■ Task objective:
State only the count of lines in the listing below that hold "Downloads".

■ Material to process:

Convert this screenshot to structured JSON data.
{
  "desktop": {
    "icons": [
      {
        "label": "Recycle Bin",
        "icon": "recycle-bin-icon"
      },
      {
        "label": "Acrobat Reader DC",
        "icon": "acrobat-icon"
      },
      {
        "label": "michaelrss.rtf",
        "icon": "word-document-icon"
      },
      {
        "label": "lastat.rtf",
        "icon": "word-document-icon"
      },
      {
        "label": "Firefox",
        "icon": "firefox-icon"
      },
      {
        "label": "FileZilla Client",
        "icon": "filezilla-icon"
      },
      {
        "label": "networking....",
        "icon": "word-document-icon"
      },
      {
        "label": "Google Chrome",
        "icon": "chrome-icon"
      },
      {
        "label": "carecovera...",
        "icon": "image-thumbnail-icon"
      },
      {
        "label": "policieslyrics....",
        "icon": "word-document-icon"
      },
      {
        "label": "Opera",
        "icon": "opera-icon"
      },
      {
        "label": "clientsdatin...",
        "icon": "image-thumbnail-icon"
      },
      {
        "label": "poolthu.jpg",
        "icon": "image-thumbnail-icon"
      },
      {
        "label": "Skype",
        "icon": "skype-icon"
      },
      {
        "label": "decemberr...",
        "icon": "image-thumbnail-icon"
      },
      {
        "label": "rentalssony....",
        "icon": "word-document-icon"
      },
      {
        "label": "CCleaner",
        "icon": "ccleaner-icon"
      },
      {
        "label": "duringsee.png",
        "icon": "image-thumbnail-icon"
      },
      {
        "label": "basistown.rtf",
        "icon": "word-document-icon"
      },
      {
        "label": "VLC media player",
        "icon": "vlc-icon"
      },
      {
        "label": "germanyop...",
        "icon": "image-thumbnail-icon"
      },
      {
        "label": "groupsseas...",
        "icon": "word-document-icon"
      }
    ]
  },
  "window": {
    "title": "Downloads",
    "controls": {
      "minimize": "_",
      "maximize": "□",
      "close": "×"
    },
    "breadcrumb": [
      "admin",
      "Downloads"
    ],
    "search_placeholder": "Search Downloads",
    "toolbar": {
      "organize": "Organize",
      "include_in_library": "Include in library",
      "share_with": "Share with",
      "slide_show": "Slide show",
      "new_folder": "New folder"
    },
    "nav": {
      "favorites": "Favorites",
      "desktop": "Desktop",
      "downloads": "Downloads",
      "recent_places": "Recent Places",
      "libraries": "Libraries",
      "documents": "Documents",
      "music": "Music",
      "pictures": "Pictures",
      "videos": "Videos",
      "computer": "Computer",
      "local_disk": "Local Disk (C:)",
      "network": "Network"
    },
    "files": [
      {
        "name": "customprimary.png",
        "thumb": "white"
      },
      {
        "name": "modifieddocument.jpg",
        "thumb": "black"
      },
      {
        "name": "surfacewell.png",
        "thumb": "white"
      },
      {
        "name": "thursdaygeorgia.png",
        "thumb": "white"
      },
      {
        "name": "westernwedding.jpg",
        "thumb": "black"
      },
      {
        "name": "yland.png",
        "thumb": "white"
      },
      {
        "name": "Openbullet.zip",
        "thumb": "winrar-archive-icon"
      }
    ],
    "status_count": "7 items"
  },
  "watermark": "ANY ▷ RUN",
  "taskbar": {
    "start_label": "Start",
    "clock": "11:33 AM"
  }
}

■ Task solution:
4